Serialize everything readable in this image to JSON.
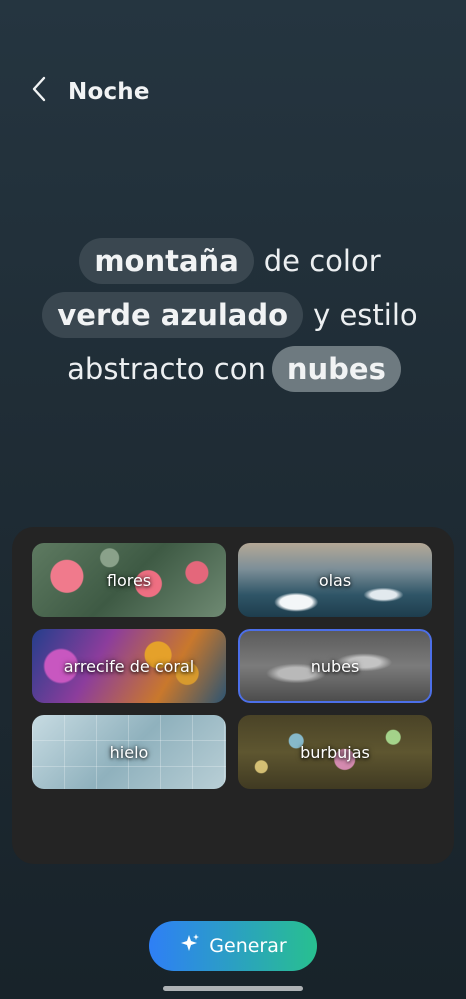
{
  "header": {
    "title": "Noche",
    "back_icon": "chevron-left-icon"
  },
  "prompt": {
    "line1": {
      "chip": "montaña",
      "text": "de color"
    },
    "line2": {
      "chip": "verde azulado",
      "text": "y estilo"
    },
    "line3": {
      "text": "abstracto con",
      "chip": "nubes"
    }
  },
  "options": [
    {
      "label": "flores",
      "selected": false
    },
    {
      "label": "olas",
      "selected": false
    },
    {
      "label": "arrecife de coral",
      "selected": false
    },
    {
      "label": "nubes",
      "selected": true
    },
    {
      "label": "hielo",
      "selected": false
    },
    {
      "label": "burbujas",
      "selected": false
    }
  ],
  "generate": {
    "label": "Generar",
    "icon": "sparkle-icon"
  },
  "colors": {
    "accent_start": "#2e7ff6",
    "accent_end": "#28c08f",
    "selected_border": "#4c6fe8",
    "chip_bg": "#3a4750",
    "chip_selected_bg": "#6e7a80"
  }
}
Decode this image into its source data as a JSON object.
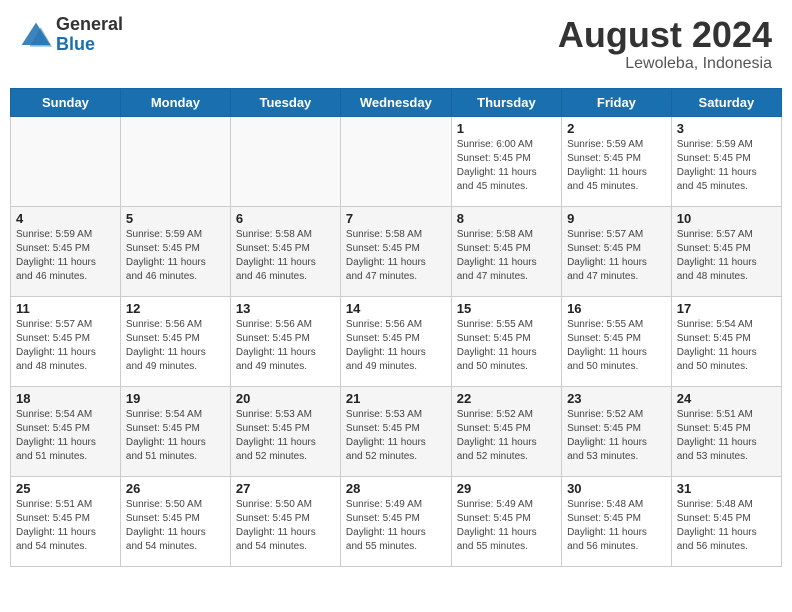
{
  "header": {
    "logo_general": "General",
    "logo_blue": "Blue",
    "month_year": "August 2024",
    "location": "Lewoleba, Indonesia"
  },
  "days_of_week": [
    "Sunday",
    "Monday",
    "Tuesday",
    "Wednesday",
    "Thursday",
    "Friday",
    "Saturday"
  ],
  "weeks": [
    [
      {
        "day": "",
        "info": ""
      },
      {
        "day": "",
        "info": ""
      },
      {
        "day": "",
        "info": ""
      },
      {
        "day": "",
        "info": ""
      },
      {
        "day": "1",
        "info": "Sunrise: 6:00 AM\nSunset: 5:45 PM\nDaylight: 11 hours\nand 45 minutes."
      },
      {
        "day": "2",
        "info": "Sunrise: 5:59 AM\nSunset: 5:45 PM\nDaylight: 11 hours\nand 45 minutes."
      },
      {
        "day": "3",
        "info": "Sunrise: 5:59 AM\nSunset: 5:45 PM\nDaylight: 11 hours\nand 45 minutes."
      }
    ],
    [
      {
        "day": "4",
        "info": "Sunrise: 5:59 AM\nSunset: 5:45 PM\nDaylight: 11 hours\nand 46 minutes."
      },
      {
        "day": "5",
        "info": "Sunrise: 5:59 AM\nSunset: 5:45 PM\nDaylight: 11 hours\nand 46 minutes."
      },
      {
        "day": "6",
        "info": "Sunrise: 5:58 AM\nSunset: 5:45 PM\nDaylight: 11 hours\nand 46 minutes."
      },
      {
        "day": "7",
        "info": "Sunrise: 5:58 AM\nSunset: 5:45 PM\nDaylight: 11 hours\nand 47 minutes."
      },
      {
        "day": "8",
        "info": "Sunrise: 5:58 AM\nSunset: 5:45 PM\nDaylight: 11 hours\nand 47 minutes."
      },
      {
        "day": "9",
        "info": "Sunrise: 5:57 AM\nSunset: 5:45 PM\nDaylight: 11 hours\nand 47 minutes."
      },
      {
        "day": "10",
        "info": "Sunrise: 5:57 AM\nSunset: 5:45 PM\nDaylight: 11 hours\nand 48 minutes."
      }
    ],
    [
      {
        "day": "11",
        "info": "Sunrise: 5:57 AM\nSunset: 5:45 PM\nDaylight: 11 hours\nand 48 minutes."
      },
      {
        "day": "12",
        "info": "Sunrise: 5:56 AM\nSunset: 5:45 PM\nDaylight: 11 hours\nand 49 minutes."
      },
      {
        "day": "13",
        "info": "Sunrise: 5:56 AM\nSunset: 5:45 PM\nDaylight: 11 hours\nand 49 minutes."
      },
      {
        "day": "14",
        "info": "Sunrise: 5:56 AM\nSunset: 5:45 PM\nDaylight: 11 hours\nand 49 minutes."
      },
      {
        "day": "15",
        "info": "Sunrise: 5:55 AM\nSunset: 5:45 PM\nDaylight: 11 hours\nand 50 minutes."
      },
      {
        "day": "16",
        "info": "Sunrise: 5:55 AM\nSunset: 5:45 PM\nDaylight: 11 hours\nand 50 minutes."
      },
      {
        "day": "17",
        "info": "Sunrise: 5:54 AM\nSunset: 5:45 PM\nDaylight: 11 hours\nand 50 minutes."
      }
    ],
    [
      {
        "day": "18",
        "info": "Sunrise: 5:54 AM\nSunset: 5:45 PM\nDaylight: 11 hours\nand 51 minutes."
      },
      {
        "day": "19",
        "info": "Sunrise: 5:54 AM\nSunset: 5:45 PM\nDaylight: 11 hours\nand 51 minutes."
      },
      {
        "day": "20",
        "info": "Sunrise: 5:53 AM\nSunset: 5:45 PM\nDaylight: 11 hours\nand 52 minutes."
      },
      {
        "day": "21",
        "info": "Sunrise: 5:53 AM\nSunset: 5:45 PM\nDaylight: 11 hours\nand 52 minutes."
      },
      {
        "day": "22",
        "info": "Sunrise: 5:52 AM\nSunset: 5:45 PM\nDaylight: 11 hours\nand 52 minutes."
      },
      {
        "day": "23",
        "info": "Sunrise: 5:52 AM\nSunset: 5:45 PM\nDaylight: 11 hours\nand 53 minutes."
      },
      {
        "day": "24",
        "info": "Sunrise: 5:51 AM\nSunset: 5:45 PM\nDaylight: 11 hours\nand 53 minutes."
      }
    ],
    [
      {
        "day": "25",
        "info": "Sunrise: 5:51 AM\nSunset: 5:45 PM\nDaylight: 11 hours\nand 54 minutes."
      },
      {
        "day": "26",
        "info": "Sunrise: 5:50 AM\nSunset: 5:45 PM\nDaylight: 11 hours\nand 54 minutes."
      },
      {
        "day": "27",
        "info": "Sunrise: 5:50 AM\nSunset: 5:45 PM\nDaylight: 11 hours\nand 54 minutes."
      },
      {
        "day": "28",
        "info": "Sunrise: 5:49 AM\nSunset: 5:45 PM\nDaylight: 11 hours\nand 55 minutes."
      },
      {
        "day": "29",
        "info": "Sunrise: 5:49 AM\nSunset: 5:45 PM\nDaylight: 11 hours\nand 55 minutes."
      },
      {
        "day": "30",
        "info": "Sunrise: 5:48 AM\nSunset: 5:45 PM\nDaylight: 11 hours\nand 56 minutes."
      },
      {
        "day": "31",
        "info": "Sunrise: 5:48 AM\nSunset: 5:45 PM\nDaylight: 11 hours\nand 56 minutes."
      }
    ]
  ]
}
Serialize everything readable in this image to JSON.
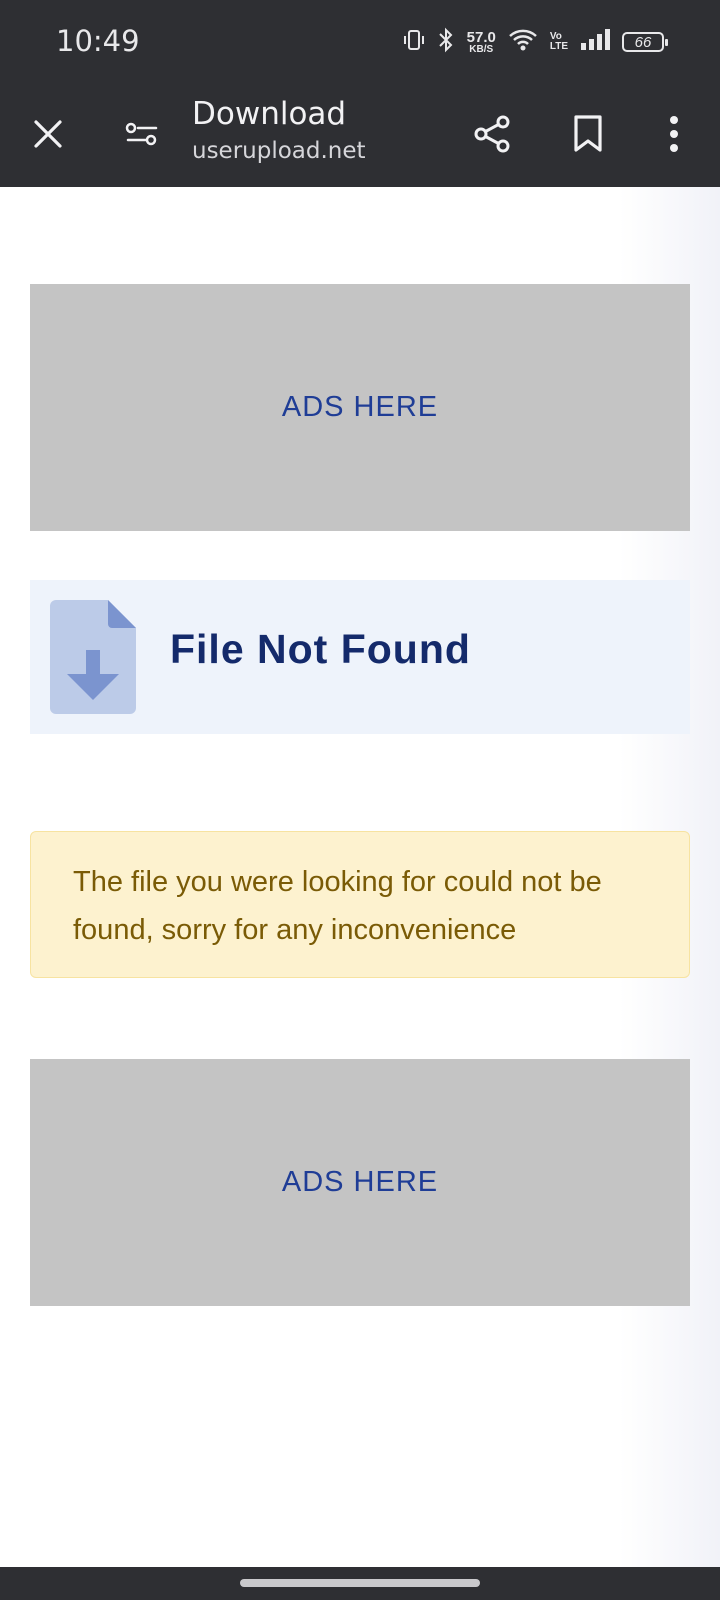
{
  "status_bar": {
    "time": "10:49",
    "net_speed_value": "57.0",
    "net_speed_unit": "KB/S",
    "volte_top": "Vo",
    "volte_bottom": "LTE",
    "battery": "66"
  },
  "toolbar": {
    "title": "Download",
    "url": "userupload.net"
  },
  "page": {
    "ad_top_label": "ADS HERE",
    "not_found_title": "File Not Found",
    "warning_text": "The file you were looking for could not be found, sorry for any inconvenience",
    "ad_bottom_label": "ADS HERE"
  },
  "icons": [
    "vibrate-icon",
    "bluetooth-icon",
    "wifi-icon",
    "signal-icon",
    "battery-icon",
    "close-icon",
    "page-settings-icon",
    "share-icon",
    "bookmark-icon",
    "more-vert-icon",
    "file-download-icon"
  ],
  "colors": {
    "chrome_bg": "#2e2f33",
    "ad_bg": "#c4c4c4",
    "ad_text": "#1f3d96",
    "not_found_bg": "#eef3fb",
    "not_found_title": "#142a6b",
    "warning_bg": "#fdf2cf",
    "warning_text": "#7a5b06"
  }
}
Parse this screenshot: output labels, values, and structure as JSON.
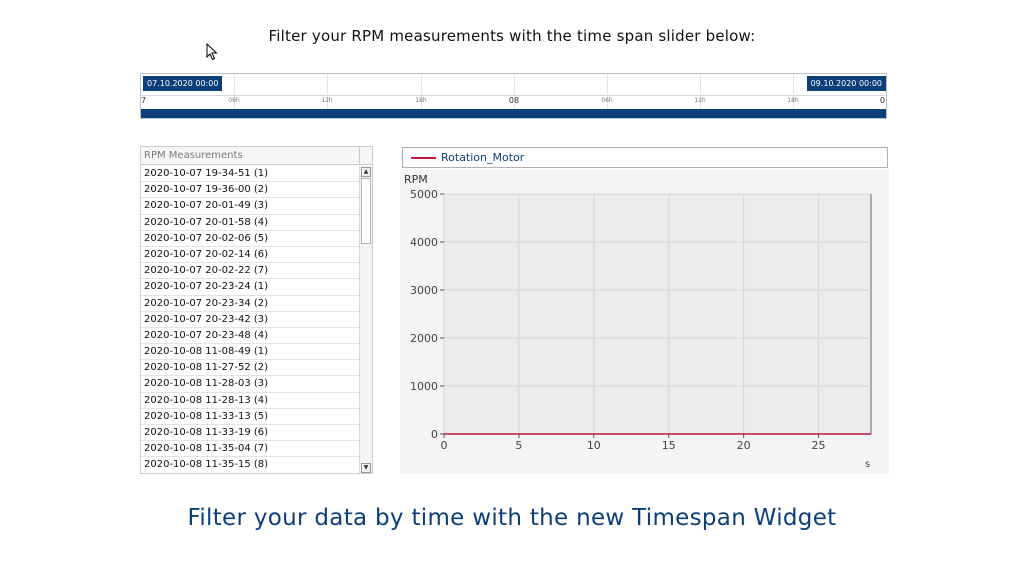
{
  "header": {
    "title": "Filter your RPM measurements with the time span slider below:"
  },
  "timespan": {
    "start_label": "07.10.2020 00:00",
    "end_label": "09.10.2020 00:00",
    "left_edge": "7",
    "right_edge": "0",
    "ticks": [
      "06h",
      "12h",
      "18h",
      "08",
      "06h",
      "12h",
      "18h"
    ],
    "major_tick": "08"
  },
  "list": {
    "header": "RPM Measurements",
    "items": [
      "2020-10-07 19-34-51 (1)",
      "2020-10-07 19-36-00 (2)",
      "2020-10-07 20-01-49 (3)",
      "2020-10-07 20-01-58 (4)",
      "2020-10-07 20-02-06 (5)",
      "2020-10-07 20-02-14 (6)",
      "2020-10-07 20-02-22 (7)",
      "2020-10-07 20-23-24 (1)",
      "2020-10-07 20-23-34 (2)",
      "2020-10-07 20-23-42 (3)",
      "2020-10-07 20-23-48 (4)",
      "2020-10-08 11-08-49 (1)",
      "2020-10-08 11-27-52 (2)",
      "2020-10-08 11-28-03 (3)",
      "2020-10-08 11-28-13 (4)",
      "2020-10-08 11-33-13 (5)",
      "2020-10-08 11-33-19 (6)",
      "2020-10-08 11-35-04 (7)",
      "2020-10-08 11-35-15 (8)"
    ],
    "scroll_up": "▲",
    "scroll_down": "▼"
  },
  "chart_data": {
    "type": "line",
    "title": "",
    "xlabel": "s",
    "ylabel": "RPM",
    "xlim": [
      0,
      28.5
    ],
    "ylim": [
      0,
      5000
    ],
    "xticks": [
      0,
      5,
      10,
      15,
      20,
      25
    ],
    "yticks": [
      0,
      1000,
      2000,
      3000,
      4000,
      5000
    ],
    "grid": true,
    "legend_position": "top",
    "series": [
      {
        "name": "Rotation_Motor",
        "color": "#c2183c",
        "x": [
          0,
          28.5
        ],
        "y": [
          0,
          0
        ]
      }
    ]
  },
  "colors": {
    "accent": "#0c3f7a",
    "series": "#c2183c",
    "plot_bg": "#ececec"
  },
  "caption": {
    "text": "Filter your data by time with the new Timespan Widget"
  }
}
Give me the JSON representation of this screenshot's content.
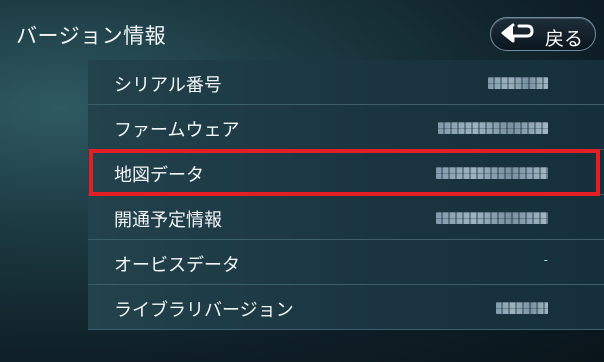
{
  "header": {
    "title": "バージョン情報",
    "back_label": "戻る"
  },
  "rows": [
    {
      "label": "シリアル番号",
      "value": "(redacted)",
      "value_obscured": true
    },
    {
      "label": "ファームウェア",
      "value": "(redacted)",
      "value_obscured": true
    },
    {
      "label": "地図データ",
      "value": "(redacted)",
      "value_obscured": true,
      "highlighted": true
    },
    {
      "label": "開通予定情報",
      "value": "(redacted)",
      "value_obscured": true
    },
    {
      "label": "オービスデータ",
      "value": "-",
      "value_obscured": false
    },
    {
      "label": "ライブラリバージョン",
      "value": "(redacted)",
      "value_obscured": true
    }
  ],
  "colors": {
    "highlight_border": "#e41e25",
    "accent_dash": "#8fe1ee"
  }
}
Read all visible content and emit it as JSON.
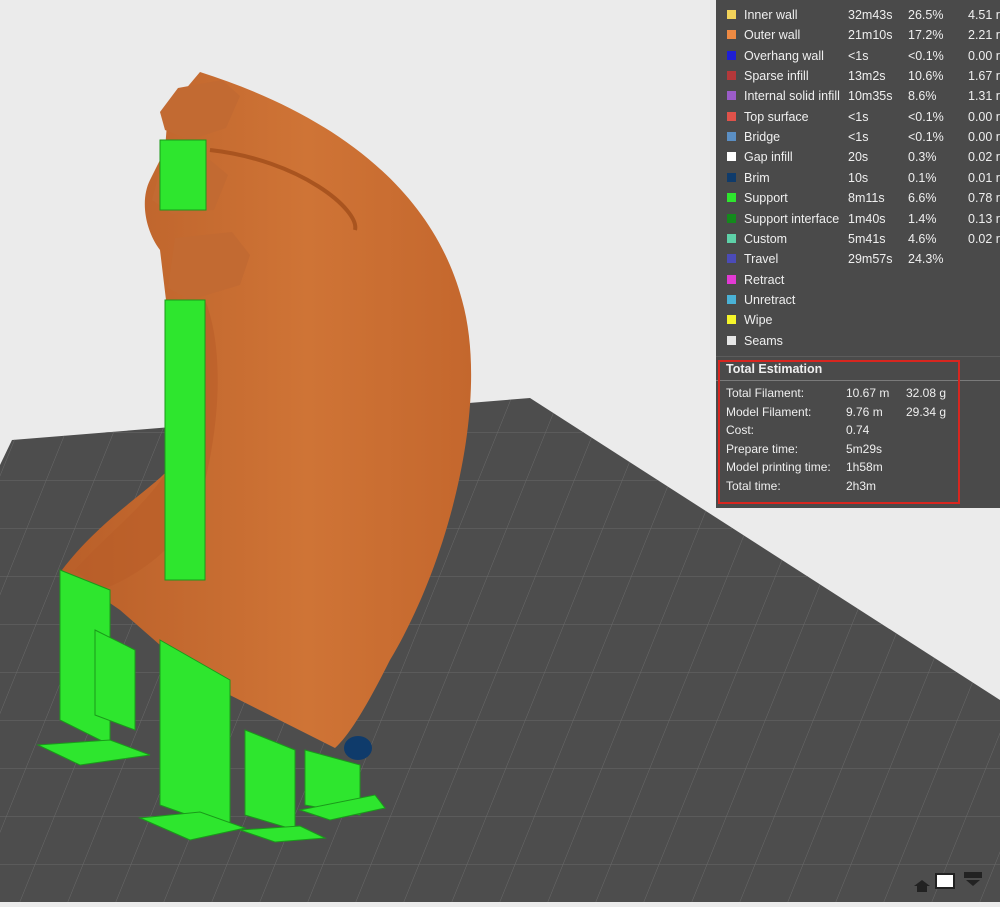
{
  "legend": {
    "items": [
      {
        "label": "Inner wall",
        "time": "32m43s",
        "percent": "26.5%",
        "filament": "4.51 r",
        "color": "#f2d35a"
      },
      {
        "label": "Outer wall",
        "time": "21m10s",
        "percent": "17.2%",
        "filament": "2.21 r",
        "color": "#ee8a43"
      },
      {
        "label": "Overhang wall",
        "time": "<1s",
        "percent": "<0.1%",
        "filament": "0.00 r",
        "color": "#1f1fd6"
      },
      {
        "label": "Sparse infill",
        "time": "13m2s",
        "percent": "10.6%",
        "filament": "1.67 r",
        "color": "#b4383a"
      },
      {
        "label": "Internal solid infill",
        "time": "10m35s",
        "percent": "8.6%",
        "filament": "1.31 r",
        "color": "#9b5cc9"
      },
      {
        "label": "Top surface",
        "time": "<1s",
        "percent": "<0.1%",
        "filament": "0.00 r",
        "color": "#e0524a"
      },
      {
        "label": "Bridge",
        "time": "<1s",
        "percent": "<0.1%",
        "filament": "0.00 r",
        "color": "#5b8fc4"
      },
      {
        "label": "Gap infill",
        "time": "20s",
        "percent": "0.3%",
        "filament": "0.02 r",
        "color": "#ffffff"
      },
      {
        "label": "Brim",
        "time": "10s",
        "percent": "0.1%",
        "filament": "0.01 r",
        "color": "#0f3b6b"
      },
      {
        "label": "Support",
        "time": "8m11s",
        "percent": "6.6%",
        "filament": "0.78 r",
        "color": "#2ee62e"
      },
      {
        "label": "Support interface",
        "time": "1m40s",
        "percent": "1.4%",
        "filament": "0.13 r",
        "color": "#138a1c"
      },
      {
        "label": "Custom",
        "time": "5m41s",
        "percent": "4.6%",
        "filament": "0.02 r",
        "color": "#5ed1a8"
      },
      {
        "label": "Travel",
        "time": "29m57s",
        "percent": "24.3%",
        "filament": "",
        "color": "#4b4bb8"
      },
      {
        "label": "Retract",
        "time": "",
        "percent": "",
        "filament": "",
        "color": "#e23ad4"
      },
      {
        "label": "Unretract",
        "time": "",
        "percent": "",
        "filament": "",
        "color": "#4ab2d6"
      },
      {
        "label": "Wipe",
        "time": "",
        "percent": "",
        "filament": "",
        "color": "#f5f52a"
      },
      {
        "label": "Seams",
        "time": "",
        "percent": "",
        "filament": "",
        "color": "#e6e6e6"
      }
    ]
  },
  "estimation": {
    "title": "Total Estimation",
    "rows": [
      {
        "label": "Total Filament:",
        "v1": "10.67 m",
        "v2": "32.08 g"
      },
      {
        "label": "Model Filament:",
        "v1": "9.76 m",
        "v2": "29.34 g"
      },
      {
        "label": "Cost:",
        "v1": "0.74",
        "v2": ""
      },
      {
        "label": "Prepare time:",
        "v1": "5m29s",
        "v2": ""
      },
      {
        "label": "Model printing time:",
        "v1": "1h58m",
        "v2": ""
      },
      {
        "label": "Total time:",
        "v1": "2h3m",
        "v2": ""
      }
    ]
  },
  "viewport": {
    "background_color": "#ebebeb",
    "bed_color": "#4d4d4d",
    "model_color": "#c86b32",
    "support_color": "#2ee62e",
    "highlight_color": "#d8261f"
  },
  "controls": {
    "icons": [
      "layer-up-icon",
      "view-cube-icon",
      "layer-down-icon"
    ]
  }
}
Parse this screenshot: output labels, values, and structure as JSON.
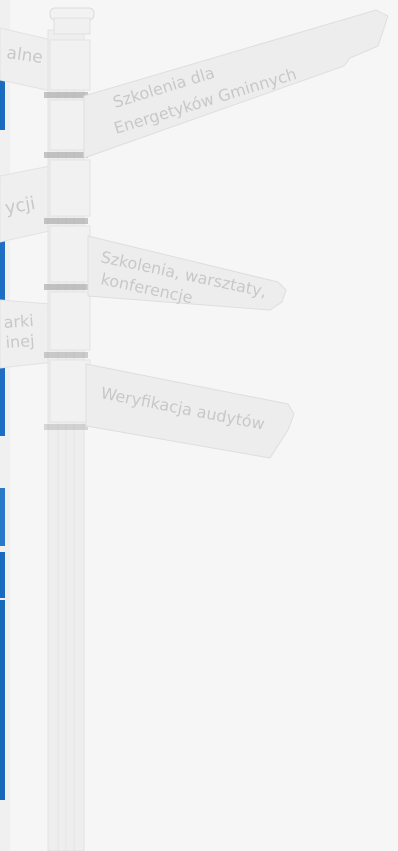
{
  "signs": {
    "left_partial": {
      "line_1": "alne",
      "line_2": "ycji",
      "line_3a": "arki",
      "line_3b": "inej"
    },
    "sign_1": {
      "line_1": "Szkolenia dla",
      "line_2": "Energetyków Gminnych"
    },
    "sign_2": {
      "line_1": "Szkolenia, warsztaty,",
      "line_2": "konferencje"
    },
    "sign_3": {
      "line_1": "Weryfikacja audytów"
    }
  },
  "colors": {
    "background": "#f6f6f6",
    "left_strip_blue": "#1a6bc0",
    "signpost": "#ececec",
    "text": "#c8c8c8"
  }
}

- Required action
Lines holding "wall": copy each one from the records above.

- Response area
        "label": "Inner wall",
        "label": "Outer wall",
        "label": "Overhang wall",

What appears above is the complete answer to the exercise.